Raymond Carver is one of my favorite short story writers. His short, terse prose paints a world full of broken people trying to fix broken lives. I first read a Carver short story in a literature class at Clackamas Community College (still the best lit class I’ve taken) where we read “The Third Thing that Killed My Father.” I knew there was something different about his writing, and I’ve loved him ever since. I think that if I were a writer, I’d want to emulate his style. Simple writing, uncomplicated story, believable characters.

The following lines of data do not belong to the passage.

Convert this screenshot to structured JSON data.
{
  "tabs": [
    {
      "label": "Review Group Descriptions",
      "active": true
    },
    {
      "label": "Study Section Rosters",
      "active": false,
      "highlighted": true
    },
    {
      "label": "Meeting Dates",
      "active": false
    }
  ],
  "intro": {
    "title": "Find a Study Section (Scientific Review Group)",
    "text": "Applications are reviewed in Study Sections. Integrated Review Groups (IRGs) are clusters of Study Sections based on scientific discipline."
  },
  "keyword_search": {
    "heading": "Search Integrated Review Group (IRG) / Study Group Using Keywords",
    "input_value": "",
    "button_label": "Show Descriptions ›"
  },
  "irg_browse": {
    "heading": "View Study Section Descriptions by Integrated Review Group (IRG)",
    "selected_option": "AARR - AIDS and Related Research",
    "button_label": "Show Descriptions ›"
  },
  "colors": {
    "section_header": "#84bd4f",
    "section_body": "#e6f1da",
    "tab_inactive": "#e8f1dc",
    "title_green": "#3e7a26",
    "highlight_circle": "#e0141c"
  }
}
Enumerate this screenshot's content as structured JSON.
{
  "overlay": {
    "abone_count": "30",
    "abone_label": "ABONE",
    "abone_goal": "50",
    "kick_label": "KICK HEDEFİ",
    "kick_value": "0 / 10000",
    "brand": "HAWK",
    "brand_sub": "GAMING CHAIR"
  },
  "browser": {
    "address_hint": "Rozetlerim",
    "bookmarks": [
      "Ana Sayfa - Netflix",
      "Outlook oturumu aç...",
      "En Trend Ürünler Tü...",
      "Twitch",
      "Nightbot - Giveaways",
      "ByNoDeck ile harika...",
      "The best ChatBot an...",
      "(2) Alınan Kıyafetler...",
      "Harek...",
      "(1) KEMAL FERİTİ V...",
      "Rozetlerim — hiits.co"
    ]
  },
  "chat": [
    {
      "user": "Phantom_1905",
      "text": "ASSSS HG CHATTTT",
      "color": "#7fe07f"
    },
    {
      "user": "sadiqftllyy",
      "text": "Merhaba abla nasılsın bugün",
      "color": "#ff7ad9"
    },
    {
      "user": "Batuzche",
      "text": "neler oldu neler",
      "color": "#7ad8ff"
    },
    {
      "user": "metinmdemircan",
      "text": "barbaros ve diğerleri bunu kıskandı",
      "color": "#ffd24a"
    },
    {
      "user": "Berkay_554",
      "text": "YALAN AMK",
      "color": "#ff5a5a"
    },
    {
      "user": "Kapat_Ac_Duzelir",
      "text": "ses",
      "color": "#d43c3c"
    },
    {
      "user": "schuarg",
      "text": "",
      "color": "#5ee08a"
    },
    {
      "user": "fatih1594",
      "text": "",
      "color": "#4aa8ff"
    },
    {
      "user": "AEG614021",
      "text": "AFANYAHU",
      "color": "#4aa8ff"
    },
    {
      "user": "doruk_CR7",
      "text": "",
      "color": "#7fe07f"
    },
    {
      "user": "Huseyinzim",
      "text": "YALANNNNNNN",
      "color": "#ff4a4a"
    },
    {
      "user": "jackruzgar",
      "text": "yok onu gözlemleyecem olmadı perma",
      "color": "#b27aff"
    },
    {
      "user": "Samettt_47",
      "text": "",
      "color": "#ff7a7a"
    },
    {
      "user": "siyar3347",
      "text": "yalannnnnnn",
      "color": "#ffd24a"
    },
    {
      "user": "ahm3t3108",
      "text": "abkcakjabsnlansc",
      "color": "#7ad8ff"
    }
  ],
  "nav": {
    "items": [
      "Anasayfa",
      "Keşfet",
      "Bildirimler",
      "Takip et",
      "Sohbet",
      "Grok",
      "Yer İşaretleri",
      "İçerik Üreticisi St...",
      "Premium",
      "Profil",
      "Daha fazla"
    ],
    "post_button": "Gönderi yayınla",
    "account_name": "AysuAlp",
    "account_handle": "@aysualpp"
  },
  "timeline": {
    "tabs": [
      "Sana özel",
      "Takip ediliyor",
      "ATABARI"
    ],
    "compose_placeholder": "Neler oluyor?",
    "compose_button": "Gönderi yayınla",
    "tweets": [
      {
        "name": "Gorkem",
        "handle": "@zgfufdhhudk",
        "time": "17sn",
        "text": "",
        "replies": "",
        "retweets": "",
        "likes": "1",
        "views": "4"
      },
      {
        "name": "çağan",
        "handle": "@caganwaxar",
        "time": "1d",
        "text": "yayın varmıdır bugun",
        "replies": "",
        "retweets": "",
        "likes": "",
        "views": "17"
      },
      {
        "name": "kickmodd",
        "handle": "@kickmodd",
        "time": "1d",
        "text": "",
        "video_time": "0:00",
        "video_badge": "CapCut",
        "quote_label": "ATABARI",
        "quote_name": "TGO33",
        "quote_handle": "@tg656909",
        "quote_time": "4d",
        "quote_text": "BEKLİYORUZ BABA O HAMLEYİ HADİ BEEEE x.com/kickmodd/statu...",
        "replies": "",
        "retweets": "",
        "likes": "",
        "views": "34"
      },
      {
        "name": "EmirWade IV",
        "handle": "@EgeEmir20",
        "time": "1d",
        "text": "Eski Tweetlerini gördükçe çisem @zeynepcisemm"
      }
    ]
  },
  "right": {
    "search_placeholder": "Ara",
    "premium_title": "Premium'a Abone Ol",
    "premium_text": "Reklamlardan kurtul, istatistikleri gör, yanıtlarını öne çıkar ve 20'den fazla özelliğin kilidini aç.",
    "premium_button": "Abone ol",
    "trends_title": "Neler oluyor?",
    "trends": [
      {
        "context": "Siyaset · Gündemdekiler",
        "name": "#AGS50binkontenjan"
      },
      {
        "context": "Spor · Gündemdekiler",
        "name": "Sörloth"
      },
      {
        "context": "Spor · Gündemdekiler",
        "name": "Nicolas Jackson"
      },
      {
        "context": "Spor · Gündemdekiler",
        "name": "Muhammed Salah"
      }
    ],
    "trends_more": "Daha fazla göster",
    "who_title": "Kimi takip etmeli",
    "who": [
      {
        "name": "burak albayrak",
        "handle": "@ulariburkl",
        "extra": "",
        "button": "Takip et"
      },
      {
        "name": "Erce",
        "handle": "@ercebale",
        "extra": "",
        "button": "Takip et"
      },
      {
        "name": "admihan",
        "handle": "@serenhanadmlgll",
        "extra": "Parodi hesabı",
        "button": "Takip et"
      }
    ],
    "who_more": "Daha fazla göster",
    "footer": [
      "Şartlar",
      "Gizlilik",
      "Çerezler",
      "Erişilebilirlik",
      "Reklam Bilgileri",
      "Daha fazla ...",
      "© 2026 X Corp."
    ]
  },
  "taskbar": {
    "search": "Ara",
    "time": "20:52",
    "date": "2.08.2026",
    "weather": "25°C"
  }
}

Short Cuts is not an original collection. It was culled together for Robert Altman’s 1993 film of the same name. He took a sampling of stories for the movie, and this collection was released. While they are not my favorite Carver selections overall, there are gems here. My favorite in this collection is “A Small, Good Thing.” It tells the story of a couple dealing with the sudden death of their son on his birthday, finding solace in the local baker.
Many of Carver’s characters are people at the end of their moral rope, hopeless in marriage, work, or just life overall. While some may consider this depressing subject matter, Carver is able to show the need for grace in our lives. These people are people just like us: broken, imperfected, confused, in need of grace and hope.
If you are interested in exploring more of Raymond Carver, I suggest buying his collection, What We Talk about When We Talk about Love. In that book, you can read “The Third Thing that Killed My Father” and “Everything Stuck to Him.” The latter is one of my favorite stories of all short stories. I teach it almost every year to Juniors, and it still touches me as it did when I first read it.
Recently, Will Ferrell starred in a film based on a Raymond Carver short story, Everything Must Go. While it is not a good reflection of Carver’s minimalist style, it offers a sampling of the people who live in Carver’s universe.